PublisherThe University of Arizona.
RightsCopyright © is held by the author. Digital access to this material is made possible by the University Libraries, University of Arizona. Further transmission, reproduction, presentation (such as public display or performance) of protected items is prohibited except with permission of the author.
EmbargoRelease after 12/16/2021
AbstractAmyloid promotes a dramatic transition in protein conformation that perpetuates, giving rise to a broad variety of distinct phenotypes, ranging from pathological disorders to dynamic heritable traits. Amyloid has long been thought to be resistant to clearance by the proteostasis network, but increasing evidence is challenging this view. For example, heat shock disassembles yeast prion amyloids, revealing in vivo solubilization of these aggregates. However, the exact proteostatic niche that promotes amyloid clearance is largely unknown. We identified several environmental stresses leading to prion curing via the same mechanism as heat shock and further showed that a shared characteristic was the activation of the transcription factor heat shock factor 1 (Hsf1). Strikingly, artificial Hsf1 activation interfered with heat shock-mediated prion curing, presumably due to overexpression of a nucleotide exchange factor Sse1. Limiting Sse1, which decelerates the Hsp70 cycle, promoted chaperone loading on prion aggregates and enabled artificial Hsf1 activation to resolve prion aggregates; in contrast, it impaired resolution of stress-induced aggregates and cell growth at elevated temperature. Thus, our study demonstrates that the proteostasis network, fine-tuned for optimal dissolution of non-amyloid aggregates, can be reconfigured for solubilization of amyloid by modulating the Hsp70 cycle.

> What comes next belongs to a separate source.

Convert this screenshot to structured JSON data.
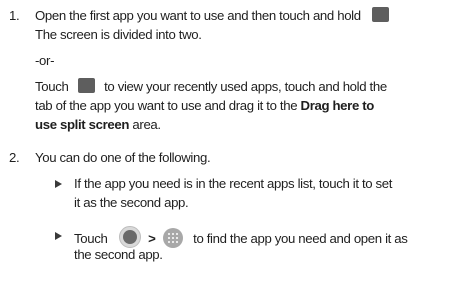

Degree ProgramGraduate College
Molecular & Cellular Biology